All that rushing around and the constant irritation when others got in her way wasn’t making journalist Bernice Nikijuluw feel like a nice person. She decided to spend a month slowing everything down.
I hadn’t made any preparations for my month of slowing down—or, better yet, my impatience-reduction month. This proved to be a terrible idea on the very first day. I was third in line for the bathroom and, once I showered and arrived at the baker’s (I love fresh bread), someone snuck in ahead of me and needed to know the differences between the various types of bread on the shelves in painful detail.
I thought to myself: I’ll get up earlier tomorrow, and I’ll officially start my month of slowing down then. As the man in front of me debated whether he should go for the spelt or just stick with a loaf of coarse wholewheat, ugly thoughts started to form in my head.

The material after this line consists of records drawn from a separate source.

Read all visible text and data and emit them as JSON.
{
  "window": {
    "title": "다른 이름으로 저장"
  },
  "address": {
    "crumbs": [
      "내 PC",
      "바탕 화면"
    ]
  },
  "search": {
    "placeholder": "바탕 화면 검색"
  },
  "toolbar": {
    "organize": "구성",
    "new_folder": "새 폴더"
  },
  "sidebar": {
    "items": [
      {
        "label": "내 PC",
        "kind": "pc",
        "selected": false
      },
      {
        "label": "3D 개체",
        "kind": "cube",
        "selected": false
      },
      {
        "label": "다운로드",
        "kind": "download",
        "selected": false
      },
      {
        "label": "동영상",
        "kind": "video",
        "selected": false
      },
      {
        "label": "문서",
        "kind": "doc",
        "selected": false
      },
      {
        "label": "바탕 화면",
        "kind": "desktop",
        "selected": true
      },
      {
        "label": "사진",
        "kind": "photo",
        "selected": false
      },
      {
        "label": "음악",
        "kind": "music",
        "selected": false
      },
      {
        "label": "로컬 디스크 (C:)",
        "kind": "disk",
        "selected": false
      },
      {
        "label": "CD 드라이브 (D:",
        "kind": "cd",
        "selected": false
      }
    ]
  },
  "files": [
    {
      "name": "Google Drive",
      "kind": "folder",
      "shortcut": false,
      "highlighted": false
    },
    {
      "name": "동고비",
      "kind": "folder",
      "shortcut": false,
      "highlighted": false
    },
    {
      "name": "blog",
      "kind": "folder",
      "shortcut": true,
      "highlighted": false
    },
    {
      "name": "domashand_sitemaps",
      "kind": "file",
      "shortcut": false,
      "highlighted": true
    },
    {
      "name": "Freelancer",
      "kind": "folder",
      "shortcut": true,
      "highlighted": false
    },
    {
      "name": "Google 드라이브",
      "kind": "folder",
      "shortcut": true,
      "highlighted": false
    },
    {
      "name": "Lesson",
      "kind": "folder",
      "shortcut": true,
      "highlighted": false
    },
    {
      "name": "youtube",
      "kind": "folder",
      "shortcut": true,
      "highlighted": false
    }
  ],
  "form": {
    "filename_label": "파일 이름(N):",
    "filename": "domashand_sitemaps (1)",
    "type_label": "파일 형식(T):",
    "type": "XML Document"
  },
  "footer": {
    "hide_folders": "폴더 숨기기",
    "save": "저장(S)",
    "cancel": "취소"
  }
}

In spite of everything, I managed to make my train 45 minutes later and somehow was the first person to arrive at work. So what had I gotten myself all worked up about?
I got up fifteen minutes earlier the next day and was the first in the family to shower. I struck up a conversation at the baker’s because now I had the time for it, and, during breakfast, I quizzed my son for a test. I realized there’s such a thing as being too relaxed; the effect caused me to leave later than normal and I cycled like a woman possessed to make it to the station on time.

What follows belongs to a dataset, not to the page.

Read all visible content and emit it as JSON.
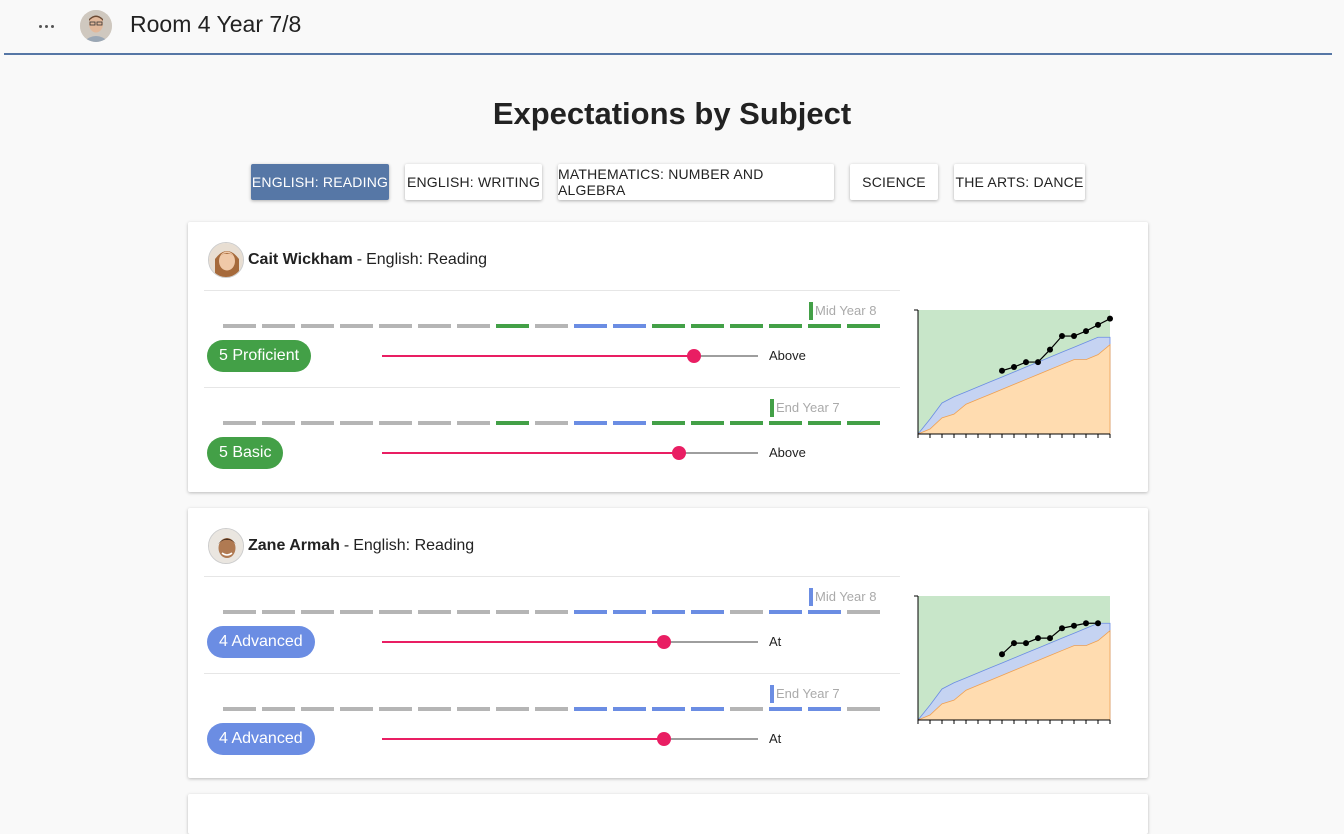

On the way, I wondered if it would really be the end of the world if I missed my train. Another one would be leaving ten minutes later. So I cycled a bit slower and tried to be kind in my judgment of the other people on the road. As it so happened, I made it in time for my usual train, which was late by two minutes.
- The complete story can be found in Issue 31.
Text Bernice Nikijuluw Photography Hanke Arkenbout